== STUDY MATERIAL

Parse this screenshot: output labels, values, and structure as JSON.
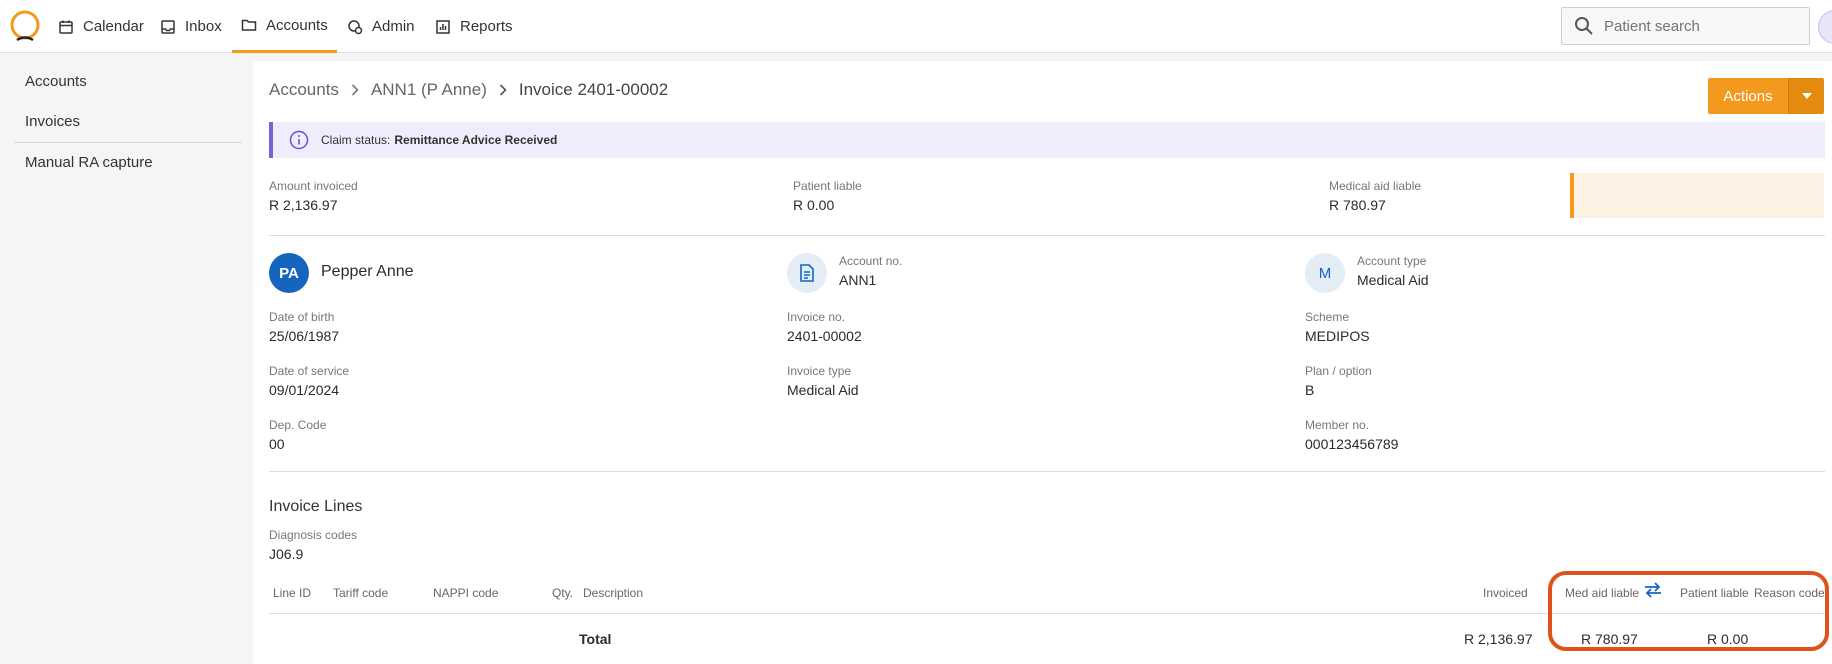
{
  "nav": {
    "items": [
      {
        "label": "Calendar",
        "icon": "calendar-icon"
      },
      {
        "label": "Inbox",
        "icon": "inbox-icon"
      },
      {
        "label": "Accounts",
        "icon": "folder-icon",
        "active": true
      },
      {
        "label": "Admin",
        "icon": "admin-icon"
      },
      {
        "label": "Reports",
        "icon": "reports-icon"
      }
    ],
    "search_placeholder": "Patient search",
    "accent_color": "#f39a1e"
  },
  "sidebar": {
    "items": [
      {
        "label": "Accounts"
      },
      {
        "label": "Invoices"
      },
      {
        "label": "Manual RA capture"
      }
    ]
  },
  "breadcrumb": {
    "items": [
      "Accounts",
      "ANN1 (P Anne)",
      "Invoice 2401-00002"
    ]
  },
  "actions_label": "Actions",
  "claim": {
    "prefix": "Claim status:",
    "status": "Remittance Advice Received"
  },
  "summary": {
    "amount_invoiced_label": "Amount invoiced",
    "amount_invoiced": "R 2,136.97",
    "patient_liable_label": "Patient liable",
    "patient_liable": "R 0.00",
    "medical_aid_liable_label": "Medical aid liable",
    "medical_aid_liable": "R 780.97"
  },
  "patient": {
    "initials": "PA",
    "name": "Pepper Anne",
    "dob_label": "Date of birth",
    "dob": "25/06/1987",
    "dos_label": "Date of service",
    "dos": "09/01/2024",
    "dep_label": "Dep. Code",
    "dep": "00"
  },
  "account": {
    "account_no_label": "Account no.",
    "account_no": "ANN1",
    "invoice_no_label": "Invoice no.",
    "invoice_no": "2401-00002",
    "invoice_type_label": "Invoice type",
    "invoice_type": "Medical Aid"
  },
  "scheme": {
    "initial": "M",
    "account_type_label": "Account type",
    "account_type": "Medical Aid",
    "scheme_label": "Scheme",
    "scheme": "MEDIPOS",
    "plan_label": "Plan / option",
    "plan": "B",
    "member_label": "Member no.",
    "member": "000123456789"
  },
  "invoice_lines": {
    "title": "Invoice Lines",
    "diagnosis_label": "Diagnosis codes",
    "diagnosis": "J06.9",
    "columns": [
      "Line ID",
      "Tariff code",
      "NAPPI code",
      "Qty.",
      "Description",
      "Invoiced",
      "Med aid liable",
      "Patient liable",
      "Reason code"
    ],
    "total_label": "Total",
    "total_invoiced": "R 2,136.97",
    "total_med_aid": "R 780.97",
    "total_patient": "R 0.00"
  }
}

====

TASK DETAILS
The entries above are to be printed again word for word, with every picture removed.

WRITTEN RESPONSE
Parse this screenshot: output labels, values, and structure as JSON.
{
  "nav": {
    "items": [
      {
        "label": "Calendar",
        "icon": "calendar-icon"
      },
      {
        "label": "Inbox",
        "icon": "inbox-icon"
      },
      {
        "label": "Accounts",
        "icon": "folder-icon",
        "active": true
      },
      {
        "label": "Admin",
        "icon": "admin-icon"
      },
      {
        "label": "Reports",
        "icon": "reports-icon"
      }
    ],
    "search_placeholder": "Patient search",
    "accent_color": "#f39a1e"
  },
  "sidebar": {
    "items": [
      {
        "label": "Accounts"
      },
      {
        "label": "Invoices"
      },
      {
        "label": "Manual RA capture"
      }
    ]
  },
  "breadcrumb": {
    "items": [
      "Accounts",
      "ANN1 (P Anne)",
      "Invoice 2401-00002"
    ]
  },
  "actions_label": "Actions",
  "claim": {
    "prefix": "Claim status:",
    "status": "Remittance Advice Received"
  },
  "summary": {
    "amount_invoiced_label": "Amount invoiced",
    "amount_invoiced": "R 2,136.97",
    "patient_liable_label": "Patient liable",
    "patient_liable": "R 0.00",
    "medical_aid_liable_label": "Medical aid liable",
    "medical_aid_liable": "R 780.97"
  },
  "patient": {
    "initials": "PA",
    "name": "Pepper Anne",
    "dob_label": "Date of birth",
    "dob": "25/06/1987",
    "dos_label": "Date of service",
    "dos": "09/01/2024",
    "dep_label": "Dep. Code",
    "dep": "00"
  },
  "account": {
    "account_no_label": "Account no.",
    "account_no": "ANN1",
    "invoice_no_label": "Invoice no.",
    "invoice_no": "2401-00002",
    "invoice_type_label": "Invoice type",
    "invoice_type": "Medical Aid"
  },
  "scheme": {
    "initial": "M",
    "account_type_label": "Account type",
    "account_type": "Medical Aid",
    "scheme_label": "Scheme",
    "scheme": "MEDIPOS",
    "plan_label": "Plan / option",
    "plan": "B",
    "member_label": "Member no.",
    "member": "000123456789"
  },
  "invoice_lines": {
    "title": "Invoice Lines",
    "diagnosis_label": "Diagnosis codes",
    "diagnosis": "J06.9",
    "columns": [
      "Line ID",
      "Tariff code",
      "NAPPI code",
      "Qty.",
      "Description",
      "Invoiced",
      "Med aid liable",
      "Patient liable",
      "Reason code"
    ],
    "total_label": "Total",
    "total_invoiced": "R 2,136.97",
    "total_med_aid": "R 780.97",
    "total_patient": "R 0.00"
  }
}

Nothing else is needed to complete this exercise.